(Beginning of Dataset records)

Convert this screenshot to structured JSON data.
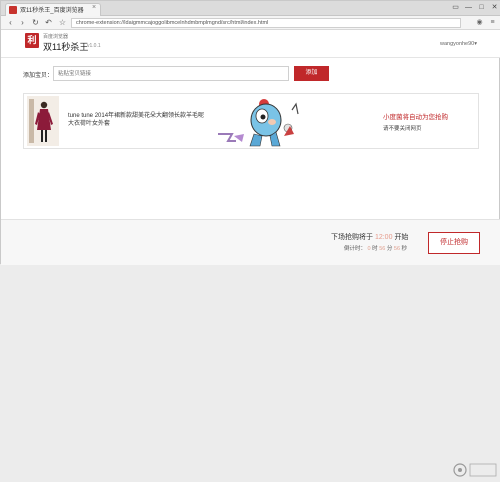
{
  "browser": {
    "tab_title": "双11秒杀王_百度浏览器",
    "tab_close": "×",
    "address": "chrome-extension://ldaigmmcajoggolibmcelnhdmbmplmgnd/src/html/index.html",
    "win_controls": [
      "▭",
      "—",
      "□",
      "✕"
    ]
  },
  "app": {
    "brand_sub": "百度浏览器",
    "brand_title": "双11秒杀王",
    "version": "v1.0.1",
    "logo_char": "利",
    "user": "wangyonhe90▾"
  },
  "add_row": {
    "label": "添加宝贝：",
    "placeholder": "粘贴宝贝链接",
    "button": "添加"
  },
  "item": {
    "title": "tune tune 2014年裙新款甜美花朵大翻领长款羊毛呢大衣荷叶女外套",
    "status_main": "小度菌将自动为您抢购",
    "status_sub": "请不要关闭网页"
  },
  "footer": {
    "next_prefix": "下场抢购将于",
    "next_time": "12:00",
    "next_suffix": "开始",
    "countdown_prefix": "倒计时：",
    "hours": "0",
    "hours_unit": "时",
    "minutes": "56",
    "minutes_unit": "分",
    "seconds": "56",
    "seconds_unit": "秒",
    "stop_button": "停止抢购"
  }
}
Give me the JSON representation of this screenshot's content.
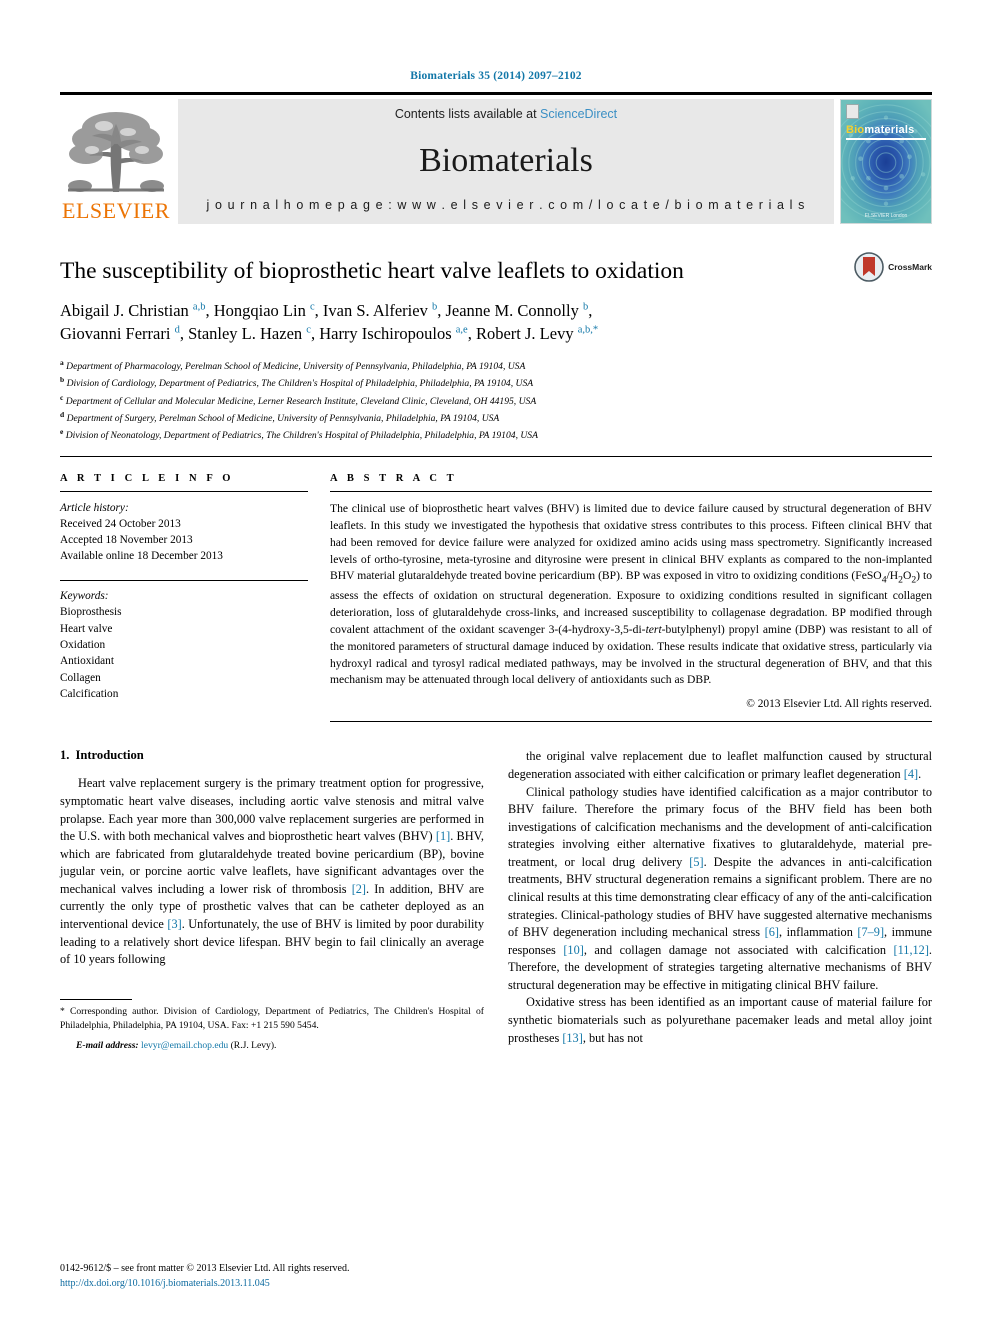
{
  "running_head": "Biomaterials 35 (2014) 2097–2102",
  "masthead": {
    "publisher_name": "ELSEVIER",
    "contents_prefix": "Contents lists available at ",
    "contents_link": "ScienceDirect",
    "journal_name": "Biomaterials",
    "homepage": "j o u r n a l   h o m e p a g e :   w w w . e l s e v i e r . c o m / l o c a t e / b i o m a t e r i a l s",
    "cover": {
      "title_part1": "Bio",
      "title_part2": "materials",
      "footer": "ELSEVIER\nLondon"
    }
  },
  "article": {
    "title": "The susceptibility of bioprosthetic heart valve leaflets to oxidation",
    "crossmark_label": "CrossMark",
    "authors_line1": "Abigail J. Christian <sup>a,b</sup>, Hongqiao Lin <sup>c</sup>, Ivan S. Alferiev <sup>b</sup>, Jeanne M. Connolly <sup>b</sup>,",
    "authors_line2": "Giovanni Ferrari <sup>d</sup>, Stanley L. Hazen <sup>c</sup>, Harry Ischiropoulos <sup>a,e</sup>, Robert J. Levy <sup>a,b,*</sup>",
    "affiliations": [
      "<sup>a</sup> Department of Pharmacology, Perelman School of Medicine, University of Pennsylvania, Philadelphia, PA 19104, USA",
      "<sup>b</sup> Division of Cardiology, Department of Pediatrics, The Children's Hospital of Philadelphia, Philadelphia, PA 19104, USA",
      "<sup>c</sup> Department of Cellular and Molecular Medicine, Lerner Research Institute, Cleveland Clinic, Cleveland, OH 44195, USA",
      "<sup>d</sup> Department of Surgery, Perelman School of Medicine, University of Pennsylvania, Philadelphia, PA 19104, USA",
      "<sup>e</sup> Division of Neonatology, Department of Pediatrics, The Children's Hospital of Philadelphia, Philadelphia, PA 19104, USA"
    ]
  },
  "article_info": {
    "heading": "A R T I C L E   I N F O",
    "history_label": "Article history:",
    "history": [
      "Received 24 October 2013",
      "Accepted 18 November 2013",
      "Available online 18 December 2013"
    ],
    "keywords_label": "Keywords:",
    "keywords": [
      "Bioprosthesis",
      "Heart valve",
      "Oxidation",
      "Antioxidant",
      "Collagen",
      "Calcification"
    ]
  },
  "abstract": {
    "heading": "A B S T R A C T",
    "text": "The clinical use of bioprosthetic heart valves (BHV) is limited due to device failure caused by structural degeneration of BHV leaflets. In this study we investigated the hypothesis that oxidative stress contributes to this process. Fifteen clinical BHV that had been removed for device failure were analyzed for oxidized amino acids using mass spectrometry. Significantly increased levels of ortho-tyrosine, meta-tyrosine and dityrosine were present in clinical BHV explants as compared to the non-implanted BHV material glutaraldehyde treated bovine pericardium (BP). BP was exposed in vitro to oxidizing conditions (FeSO<sub>4</sub>/H<sub>2</sub>O<sub>2</sub>) to assess the effects of oxidation on structural degeneration. Exposure to oxidizing conditions resulted in significant collagen deterioration, loss of glutaraldehyde cross-links, and increased susceptibility to collagenase degradation. BP modified through covalent attachment of the oxidant scavenger 3-(4-hydroxy-3,5-di-<i>tert</i>-butylphenyl) propyl amine (DBP) was resistant to all of the monitored parameters of structural damage induced by oxidation. These results indicate that oxidative stress, particularly via hydroxyl radical and tyrosyl radical mediated pathways, may be involved in the structural degeneration of BHV, and that this mechanism may be attenuated through local delivery of antioxidants such as DBP.",
    "copyright": "© 2013 Elsevier Ltd. All rights reserved."
  },
  "introduction": {
    "number": "1.",
    "heading": "Introduction",
    "left_paragraphs": [
      "Heart valve replacement surgery is the primary treatment option for progressive, symptomatic heart valve diseases, including aortic valve stenosis and mitral valve prolapse. Each year more than 300,000 valve replacement surgeries are performed in the U.S. with both mechanical valves and bioprosthetic heart valves (BHV) <span class=\"ref\">[1]</span>. BHV, which are fabricated from glutaraldehyde treated bovine pericardium (BP), bovine jugular vein, or porcine aortic valve leaflets, have significant advantages over the mechanical valves including a lower risk of thrombosis <span class=\"ref\">[2]</span>. In addition, BHV are currently the only type of prosthetic valves that can be catheter deployed as an interventional device <span class=\"ref\">[3]</span>. Unfortunately, the use of BHV is limited by poor durability leading to a relatively short device lifespan. BHV begin to fail clinically an average of 10 years following"
    ],
    "right_paragraphs": [
      "the original valve replacement due to leaflet malfunction caused by structural degeneration associated with either calcification or primary leaflet degeneration <span class=\"ref\">[4]</span>.",
      "Clinical pathology studies have identified calcification as a major contributor to BHV failure. Therefore the primary focus of the BHV field has been both investigations of calcification mechanisms and the development of anti-calcification strategies involving either alternative fixatives to glutaraldehyde, material pre-treatment, or local drug delivery <span class=\"ref\">[5]</span>. Despite the advances in anti-calcification treatments, BHV structural degeneration remains a significant problem. There are no clinical results at this time demonstrating clear efficacy of any of the anti-calcification strategies. Clinical-pathology studies of BHV have suggested alternative mechanisms of BHV degeneration including mechanical stress <span class=\"ref\">[6]</span>, inflammation <span class=\"ref\">[7–9]</span>, immune responses <span class=\"ref\">[10]</span>, and collagen damage not associated with calcification <span class=\"ref\">[11,12]</span>. Therefore, the development of strategies targeting alternative mechanisms of BHV structural degeneration may be effective in mitigating clinical BHV failure.",
      "Oxidative stress has been identified as an important cause of material failure for synthetic biomaterials such as polyurethane pacemaker leads and metal alloy joint prostheses <span class=\"ref\">[13]</span>, but has not"
    ]
  },
  "footnote": {
    "corresponding": "<span class=\"star\">*</span> Corresponding author. Division of Cardiology, Department of Pediatrics, The Children's Hospital of Philadelphia, Philadelphia, PA 19104, USA. Fax: +1 215 590 5454.",
    "email_label": "E-mail address:",
    "email": "levyr@email.chop.edu",
    "email_suffix": "(R.J. Levy)."
  },
  "imprint": {
    "line1": "0142-9612/$ – see front matter © 2013 Elsevier Ltd. All rights reserved.",
    "doi": "http://dx.doi.org/10.1016/j.biomaterials.2013.11.045"
  },
  "colors": {
    "link_blue": "#1277a8",
    "sciencedirect_blue": "#3b8fc4",
    "elsevier_orange": "#ec7404",
    "doi_blue": "#0d6ba0",
    "cover_teal": "#5fb4b9",
    "crossmark_red": "#c0392b"
  }
}
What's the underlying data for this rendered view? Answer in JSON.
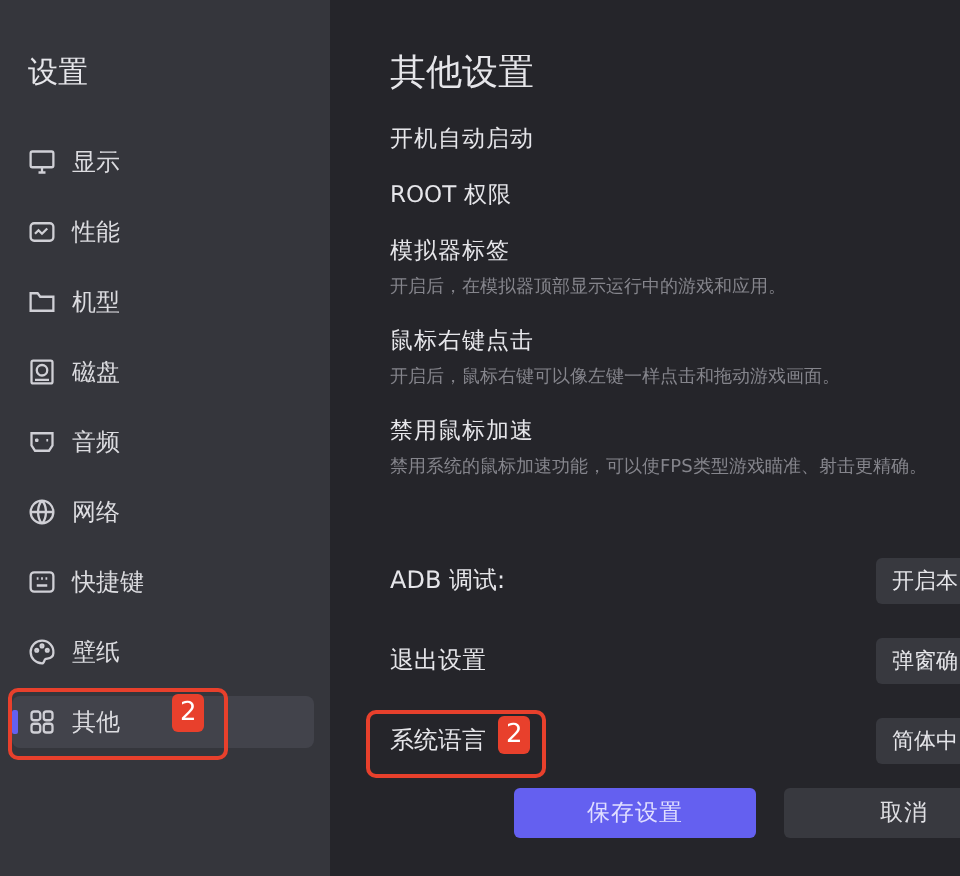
{
  "sidebar": {
    "title": "设置",
    "items": [
      {
        "label": "显示",
        "selected": false
      },
      {
        "label": "性能",
        "selected": false
      },
      {
        "label": "机型",
        "selected": false
      },
      {
        "label": "磁盘",
        "selected": false
      },
      {
        "label": "音频",
        "selected": false
      },
      {
        "label": "网络",
        "selected": false
      },
      {
        "label": "快捷键",
        "selected": false
      },
      {
        "label": "壁纸",
        "selected": false
      },
      {
        "label": "其他",
        "selected": true,
        "callout": "2"
      }
    ]
  },
  "main": {
    "title": "其他设置",
    "options": [
      {
        "label": "开机自动启动"
      },
      {
        "label": "ROOT 权限"
      },
      {
        "label": "模拟器标签",
        "description": "开启后，在模拟器顶部显示运行中的游戏和应用。"
      },
      {
        "label": "鼠标右键点击",
        "description": "开启后，鼠标右键可以像左键一样点击和拖动游戏画面。"
      },
      {
        "label": "禁用鼠标加速",
        "description": "禁用系统的鼠标加速功能，可以使FPS类型游戏瞄准、射击更精确。"
      }
    ],
    "selects": [
      {
        "label": "ADB 调试:",
        "value": "开启本"
      },
      {
        "label": "退出设置",
        "value": "弹窗确"
      },
      {
        "label": "系统语言",
        "value": "简体中",
        "callout": "2"
      }
    ],
    "buttons": [
      {
        "label": "保存设置",
        "kind": "primary"
      },
      {
        "label": "取消",
        "kind": "secondary"
      }
    ]
  }
}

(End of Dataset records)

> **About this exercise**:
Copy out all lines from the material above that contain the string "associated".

> **Finished task**:
      "the original valve replacement due to leaflet malfunction caused by structural degeneration associated with either calcification or primary leaflet degeneration <span class=\"ref\">[4]</span>.",
      "Clinical pathology studies have identified calcification as a major contributor to BHV failure. Therefore the primary focus of the BHV field has been both investigations of calcification mechanisms and the development of anti-calcification strategies involving either alternative fixatives to glutaraldehyde, material pre-treatment, or local drug delivery <span class=\"ref\">[5]</span>. Despite the advances in anti-calcification treatments, BHV structural degeneration remains a significant problem. There are no clinical results at this time demonstrating clear efficacy of any of the anti-calcification strategies. Clinical-pathology studies of BHV have suggested alternative mechanisms of BHV degeneration including mechanical stress <span class=\"ref\">[6]</span>, inflammation <span class=\"ref\">[7–9]</span>, immune responses <span class=\"ref\">[10]</span>, and collagen damage not associated with calcification <span class=\"ref\">[11,12]</span>. Therefore, the development of strategies targeting alternative mechanisms of BHV structural degeneration may be effective in mitigating clinical BHV failure.",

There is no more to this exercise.